Truthfully I’m not even sold on the conventional wisdom that fan art is guaranteed attracts more attention from the online community is invariably true. It appears to hinge on the premise that people connect better to widely recognizable characters from popular culture than what individual artists create from their own imaginations. That has a kernel of accuracy insofar as some characters and stories receive more public exposure than others, but the problem is this doesn’t always mean people genuinely like those intellectual properties more than their less broadcasted brethren.

The sad truth of modern pop culture is that it’s far from ideally meritocratic. If anything, inducing public irritation or outrage reaps as much profit and cultural exposure as producing quality work; you’re just as likely to see infamously bad books and movies sell for mountains of money as you are books and movies that everyone likes. Notoriety has practically become the currency of the 21st century.

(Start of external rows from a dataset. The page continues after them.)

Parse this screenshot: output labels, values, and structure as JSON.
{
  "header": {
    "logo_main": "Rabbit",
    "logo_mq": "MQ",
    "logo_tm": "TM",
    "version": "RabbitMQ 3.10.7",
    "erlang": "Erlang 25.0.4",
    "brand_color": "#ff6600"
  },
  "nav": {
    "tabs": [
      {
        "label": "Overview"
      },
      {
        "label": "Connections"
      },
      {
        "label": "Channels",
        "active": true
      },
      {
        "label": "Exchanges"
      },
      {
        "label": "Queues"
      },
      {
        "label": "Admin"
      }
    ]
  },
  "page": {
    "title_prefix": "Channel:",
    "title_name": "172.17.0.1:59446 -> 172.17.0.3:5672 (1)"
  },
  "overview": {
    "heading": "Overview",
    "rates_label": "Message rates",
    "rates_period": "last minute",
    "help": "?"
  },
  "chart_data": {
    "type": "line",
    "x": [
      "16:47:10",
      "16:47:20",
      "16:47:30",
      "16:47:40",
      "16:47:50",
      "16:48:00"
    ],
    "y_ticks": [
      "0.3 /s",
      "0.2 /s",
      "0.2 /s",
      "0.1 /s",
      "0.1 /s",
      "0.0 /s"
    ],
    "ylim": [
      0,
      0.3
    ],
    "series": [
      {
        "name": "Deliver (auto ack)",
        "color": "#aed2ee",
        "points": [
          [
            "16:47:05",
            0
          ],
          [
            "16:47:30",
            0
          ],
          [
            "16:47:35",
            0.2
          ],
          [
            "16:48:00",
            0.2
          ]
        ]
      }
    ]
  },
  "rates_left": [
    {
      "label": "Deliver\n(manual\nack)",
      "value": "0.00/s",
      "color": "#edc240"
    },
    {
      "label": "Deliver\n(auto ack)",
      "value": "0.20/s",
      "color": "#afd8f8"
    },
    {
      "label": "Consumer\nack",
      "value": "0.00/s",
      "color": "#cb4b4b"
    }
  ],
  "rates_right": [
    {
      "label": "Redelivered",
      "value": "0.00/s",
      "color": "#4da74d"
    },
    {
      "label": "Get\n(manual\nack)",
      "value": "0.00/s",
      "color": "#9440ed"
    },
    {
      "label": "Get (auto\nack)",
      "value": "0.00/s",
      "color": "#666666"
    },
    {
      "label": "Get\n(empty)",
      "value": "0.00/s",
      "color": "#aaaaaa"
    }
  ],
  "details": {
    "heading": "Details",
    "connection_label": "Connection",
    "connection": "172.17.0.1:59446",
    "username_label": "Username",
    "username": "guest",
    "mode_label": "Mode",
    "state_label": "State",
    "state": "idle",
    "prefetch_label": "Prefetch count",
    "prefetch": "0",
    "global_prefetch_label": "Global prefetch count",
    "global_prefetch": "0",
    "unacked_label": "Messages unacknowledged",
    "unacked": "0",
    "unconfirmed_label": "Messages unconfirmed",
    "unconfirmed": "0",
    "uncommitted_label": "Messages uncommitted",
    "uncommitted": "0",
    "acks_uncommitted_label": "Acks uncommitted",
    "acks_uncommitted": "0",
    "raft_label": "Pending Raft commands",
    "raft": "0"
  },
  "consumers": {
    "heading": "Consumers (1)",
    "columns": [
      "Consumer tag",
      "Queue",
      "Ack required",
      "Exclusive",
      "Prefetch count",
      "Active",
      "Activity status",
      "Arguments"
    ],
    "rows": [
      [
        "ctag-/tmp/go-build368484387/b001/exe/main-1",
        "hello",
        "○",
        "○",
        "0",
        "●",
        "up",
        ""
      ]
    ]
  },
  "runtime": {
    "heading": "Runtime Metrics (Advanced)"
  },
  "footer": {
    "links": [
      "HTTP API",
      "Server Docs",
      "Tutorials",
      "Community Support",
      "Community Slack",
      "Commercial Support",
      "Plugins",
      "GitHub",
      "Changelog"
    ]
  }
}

What this means for the amateur art community is that the characters who attract the most attention won’t always be the solid, multidimensional ones that everyone would earnestly like, but simply the “trendy” ones supported by today’s most aggressive advertising campaign. Lots of quality characters from quality stories get shoved away from the spotlight, so even the most heartfelt fan art celebrating them is at a disadvantage compared to art featuring whatever gets promoted the most at the time.

In conclusion, drawing fan art as a specialty probably has less power to attract a broad online audience than many in the amateur art community claim. The strategy would only work if fan artists just drew what was currently the most visible (but not necessarily the most well-received) than what they truly enjoyed themselves, but what amateur artist really wants to do that?